scheduling it? First you figure out how to enable FT using the PowerCLI
(or have someone on Twitter point out the communities post it’s in
FT works by recording non-deterministic events or inputs to the VM
(disk reads, network receives (or rx), keystrokes, etc) and certain CPU
events like RDTSC and interrupts. Recording these requires way less
logging than recording every single CPU instruction.
Because vLockStep does not record and replay complete CPU
instructions, but only certain events, CPU usage isn’t identical on
either host. This could lead to a difference in CPU usage, and can
cause the ‘vLockStep interval’ or execution lag to increase. Whenever
the secondary host is busy, the primary VM will have to wait for the
secondary VM. If the secondary host catches up with the primary
(because CPU utilization goes down), the interval decreases.
Hany Michael – vSphere 4.0 Fault Tolerance (Architecture Diagram, Video and Use Cases) comes in with an architecture diagram, a video, and 3 really interesting use cases:
I’m taking off now my “VMware Evangelist” hat, and putting on the
“VMware Customer” hat. What you’ll read here is my real-life use cases
for the FT, no marketing talk, no political debates. This “is” the real
1 – Blackberry Enterprise Server & RoveIT Mobile Admin:
is one of our most business critical applications because it’s being
used by our higher management in their day-to-day communications.
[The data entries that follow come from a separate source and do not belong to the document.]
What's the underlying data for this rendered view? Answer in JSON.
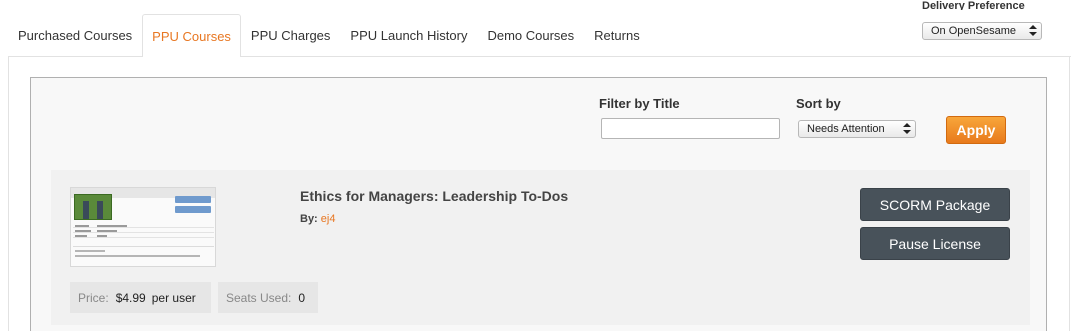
{
  "tabs": [
    {
      "label": "Purchased Courses",
      "active": false
    },
    {
      "label": "PPU Courses",
      "active": true
    },
    {
      "label": "PPU Charges",
      "active": false
    },
    {
      "label": "PPU Launch History",
      "active": false
    },
    {
      "label": "Demo Courses",
      "active": false
    },
    {
      "label": "Returns",
      "active": false
    }
  ],
  "delivery": {
    "label": "Delivery Preference",
    "selected": "On OpenSesame"
  },
  "filter": {
    "filter_label": "Filter by Title",
    "filter_value": "",
    "sort_label": "Sort by",
    "sort_selected": "Needs Attention",
    "apply_label": "Apply"
  },
  "course": {
    "title": "Ethics for Managers: Leadership To-Dos",
    "by_label": "By:",
    "author": "ej4",
    "scorm_label": "SCORM Package",
    "pause_label": "Pause License",
    "price_label": "Price:",
    "price_value": "$4.99",
    "price_unit": "per user",
    "seats_label": "Seats Used:",
    "seats_value": "0"
  },
  "colors": {
    "accent": "#e87722",
    "dark_button": "#48525a"
  }
}
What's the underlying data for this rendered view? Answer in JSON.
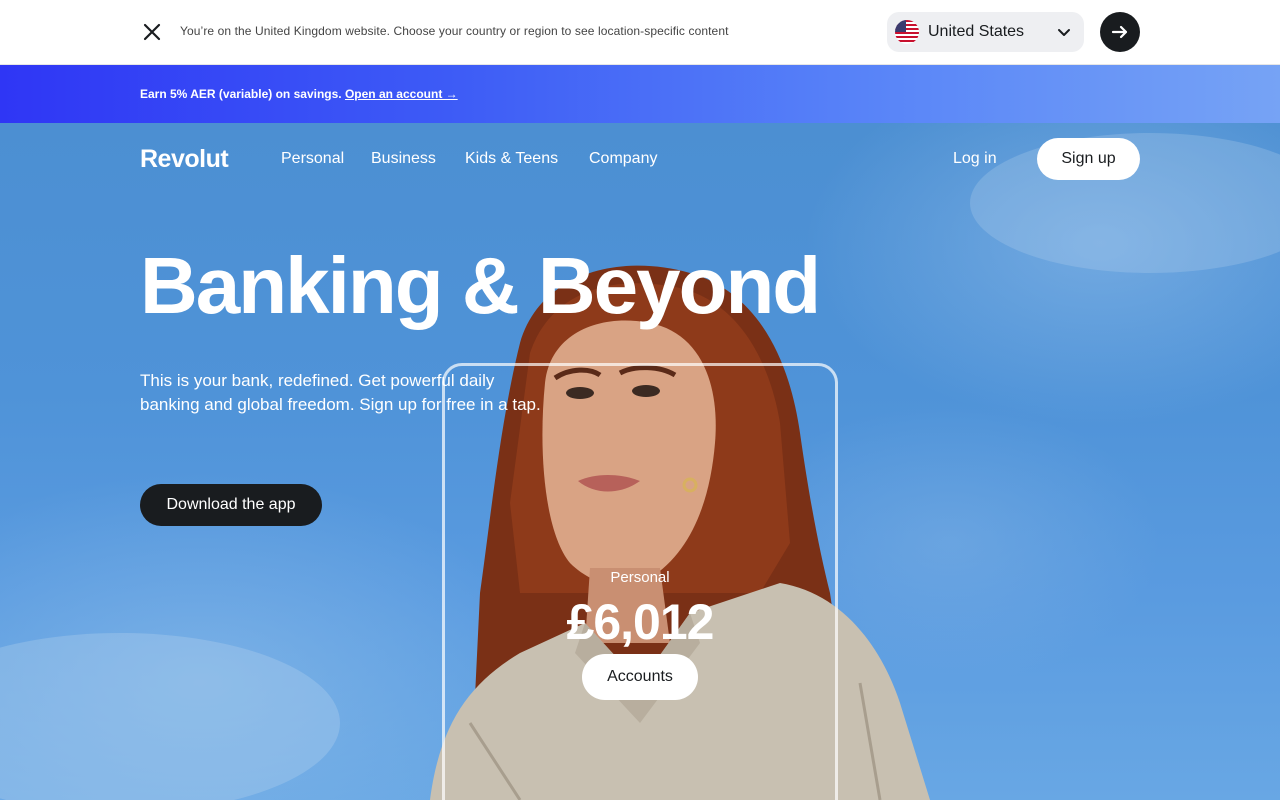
{
  "region_bar": {
    "message": "You’re on the United Kingdom website. Choose your country or region to see location-specific content",
    "selected_country": "United States",
    "close_icon": "close-icon",
    "go_icon": "arrow-right-icon"
  },
  "promo": {
    "text": "Earn 5% AER (variable) on savings. ",
    "link": "Open an account →"
  },
  "nav": {
    "logo": "Revolut",
    "items": [
      "Personal",
      "Business",
      "Kids & Teens",
      "Company"
    ],
    "login": "Log in",
    "signup": "Sign up"
  },
  "hero": {
    "headline": "Banking & Beyond",
    "subtext": "This is your bank, redefined. Get powerful daily banking and global freedom. Sign up for free in a tap.",
    "cta": "Download the app"
  },
  "card": {
    "label": "Personal",
    "amount": "£6,012",
    "button": "Accounts"
  },
  "colors": {
    "brand_dark": "#191c1f",
    "promo_start": "#2f36f5",
    "promo_end": "#76a3f5",
    "sky": "#4f93d8"
  }
}
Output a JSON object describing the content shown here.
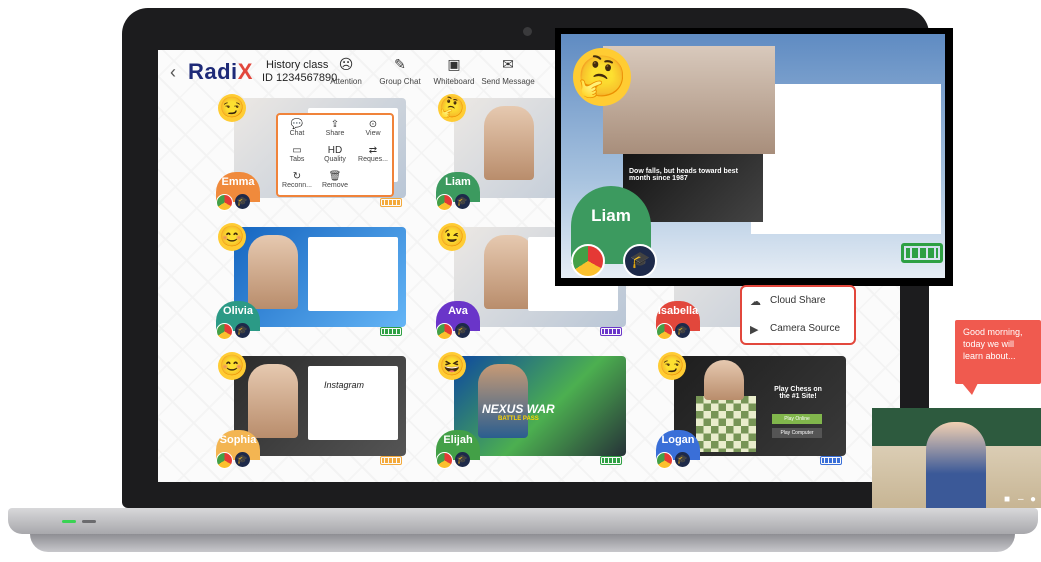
{
  "header": {
    "back_icon": "back-arrow-icon",
    "logo_text": "Radi",
    "logo_x": "X",
    "class_name": "History class",
    "class_id": "ID 1234567890",
    "tools": [
      {
        "label": "Attention",
        "icon": "attention-icon"
      },
      {
        "label": "Group Chat",
        "icon": "group-chat-icon"
      },
      {
        "label": "Whiteboard",
        "icon": "whiteboard-icon"
      },
      {
        "label": "Send Message",
        "icon": "send-message-icon"
      }
    ]
  },
  "student_menu": {
    "items": [
      "Chat",
      "Share",
      "View",
      "Tabs",
      "Quality",
      "Reques...",
      "Reconn...",
      "Remove"
    ]
  },
  "students": [
    {
      "name": "Emma",
      "color": "#f08a3c",
      "battery_color": "#f3a93b"
    },
    {
      "name": "Liam",
      "color": "#3c9a5f",
      "battery_color": "#f3a93b"
    },
    {
      "name": "Olivia",
      "color": "#2b9a86",
      "battery_color": "#2ea043"
    },
    {
      "name": "Ava",
      "color": "#6a35c9",
      "battery_color": "#6a35c9"
    },
    {
      "name": "Isabella",
      "color": "#e2473c",
      "battery_color": "#e2473c"
    },
    {
      "name": "Sophia",
      "color": "#f3b552",
      "battery_color": "#f3a93b"
    },
    {
      "name": "Elijah",
      "color": "#43a047",
      "battery_color": "#2ea043"
    },
    {
      "name": "Logan",
      "color": "#3a6fd8",
      "battery_color": "#3a6fd8"
    }
  ],
  "screens": {
    "instagram": "Instagram",
    "game_title": "NEXUS WAR",
    "game_sub": "BATTLE PASS",
    "chess_title": "Play Chess on the #1 Site!",
    "chess_btn1": "Play Online",
    "chess_btn2": "Play Computer"
  },
  "zoom": {
    "name": "Liam",
    "headline": "Dow falls, but heads toward best month since 1987"
  },
  "context_menu": {
    "items": [
      "Cloud Share",
      "Camera Source"
    ]
  },
  "teacher": {
    "message": "Good morning, today we will learn about..."
  }
}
Initially we were depending on HA since we didn’t think that our luck
would be that bad to have an ESX host failure while one of the
executives sending an email.
This continued to be the case until we deployed the RoveIT Mobile Admin & vCenter Mobile Access
(with BES/MDS in the backend). We basically wanted to have a 24/7
access for our SysAdmins to our entire IT environment (including the
VMware VI 3.5) while they are on the go, using their Blackberry
smart-phones (given by the corp for this specific purpose). This was
mainly to improve our response time for emergency situations, and of
course this service makes no sense unless it can tolerate the most
severe situations of hardware failures. Enabling FT on both the BES and
the Mobile Admin VMs allow us, from one hand, to ensure that our
executives will never complain that they can’t use their Blackberry
whenever they need, and that “IT Suck”. From the other hand, we, the IT
suckers..er..i mean SysAdmins & consultants, can have a piece of
mind that we will always be able to get to our backend systems wherever
there is a problem that requires an immediate attention.